** Task description **
When the word "JSON" shows up in a line of the data below, copy that whole line.

[Data excerpts]
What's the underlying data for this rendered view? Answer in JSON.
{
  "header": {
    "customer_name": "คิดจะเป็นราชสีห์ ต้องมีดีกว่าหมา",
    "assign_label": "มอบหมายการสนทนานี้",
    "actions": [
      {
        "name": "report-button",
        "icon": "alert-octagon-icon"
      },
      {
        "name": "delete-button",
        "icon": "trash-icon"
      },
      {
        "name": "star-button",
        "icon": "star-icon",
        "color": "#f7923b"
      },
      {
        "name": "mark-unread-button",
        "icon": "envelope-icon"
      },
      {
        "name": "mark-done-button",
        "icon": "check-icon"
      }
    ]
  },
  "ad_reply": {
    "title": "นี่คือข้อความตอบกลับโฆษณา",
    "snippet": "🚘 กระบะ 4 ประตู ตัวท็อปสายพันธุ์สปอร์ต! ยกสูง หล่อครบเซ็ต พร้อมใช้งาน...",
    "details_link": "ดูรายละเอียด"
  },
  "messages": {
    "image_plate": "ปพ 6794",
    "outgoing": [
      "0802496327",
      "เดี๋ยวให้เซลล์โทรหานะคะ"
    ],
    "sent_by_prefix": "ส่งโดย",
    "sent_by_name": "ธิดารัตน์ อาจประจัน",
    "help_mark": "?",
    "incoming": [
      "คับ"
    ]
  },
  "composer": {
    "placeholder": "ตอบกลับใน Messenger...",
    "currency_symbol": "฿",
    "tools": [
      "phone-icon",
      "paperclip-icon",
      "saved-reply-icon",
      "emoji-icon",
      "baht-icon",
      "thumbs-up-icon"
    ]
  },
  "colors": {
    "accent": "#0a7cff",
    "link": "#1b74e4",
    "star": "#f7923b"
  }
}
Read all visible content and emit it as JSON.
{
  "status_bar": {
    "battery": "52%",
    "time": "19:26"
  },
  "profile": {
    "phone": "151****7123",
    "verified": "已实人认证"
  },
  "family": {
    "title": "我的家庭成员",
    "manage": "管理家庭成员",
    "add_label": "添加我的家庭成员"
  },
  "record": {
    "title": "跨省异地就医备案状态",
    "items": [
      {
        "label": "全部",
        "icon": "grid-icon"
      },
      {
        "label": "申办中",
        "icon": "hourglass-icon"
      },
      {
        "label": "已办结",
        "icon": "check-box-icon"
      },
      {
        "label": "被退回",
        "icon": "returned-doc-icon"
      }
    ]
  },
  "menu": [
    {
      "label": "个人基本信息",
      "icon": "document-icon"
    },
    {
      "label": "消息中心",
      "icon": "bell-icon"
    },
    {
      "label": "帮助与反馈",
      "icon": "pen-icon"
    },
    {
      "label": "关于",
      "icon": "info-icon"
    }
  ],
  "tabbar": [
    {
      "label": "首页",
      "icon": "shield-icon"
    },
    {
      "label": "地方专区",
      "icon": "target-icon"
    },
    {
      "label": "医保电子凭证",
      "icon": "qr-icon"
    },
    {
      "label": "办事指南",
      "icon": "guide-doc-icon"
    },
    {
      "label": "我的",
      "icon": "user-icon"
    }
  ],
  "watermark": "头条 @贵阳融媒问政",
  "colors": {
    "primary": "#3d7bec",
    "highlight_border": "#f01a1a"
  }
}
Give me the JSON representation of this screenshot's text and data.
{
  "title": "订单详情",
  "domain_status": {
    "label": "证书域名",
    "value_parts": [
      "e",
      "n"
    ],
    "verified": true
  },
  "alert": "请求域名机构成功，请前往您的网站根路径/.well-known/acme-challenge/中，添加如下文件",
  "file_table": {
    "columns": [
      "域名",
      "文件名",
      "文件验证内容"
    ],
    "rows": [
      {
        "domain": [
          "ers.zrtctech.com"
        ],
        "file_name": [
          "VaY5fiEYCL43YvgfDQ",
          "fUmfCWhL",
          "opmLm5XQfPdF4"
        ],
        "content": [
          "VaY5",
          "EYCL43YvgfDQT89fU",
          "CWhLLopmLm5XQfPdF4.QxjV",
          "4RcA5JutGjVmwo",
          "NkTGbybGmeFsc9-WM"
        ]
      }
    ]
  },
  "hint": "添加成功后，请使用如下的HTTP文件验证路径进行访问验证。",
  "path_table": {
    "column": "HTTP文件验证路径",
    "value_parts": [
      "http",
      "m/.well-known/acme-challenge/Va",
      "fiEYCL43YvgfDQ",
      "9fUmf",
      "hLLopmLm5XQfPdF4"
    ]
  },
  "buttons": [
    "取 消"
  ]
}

** Expected output **
What's the underlying data for this rendered view? Answer in JSON.
Read all visible content and emit it as JSON.
Give me the JSON representation of this screenshot's text and data.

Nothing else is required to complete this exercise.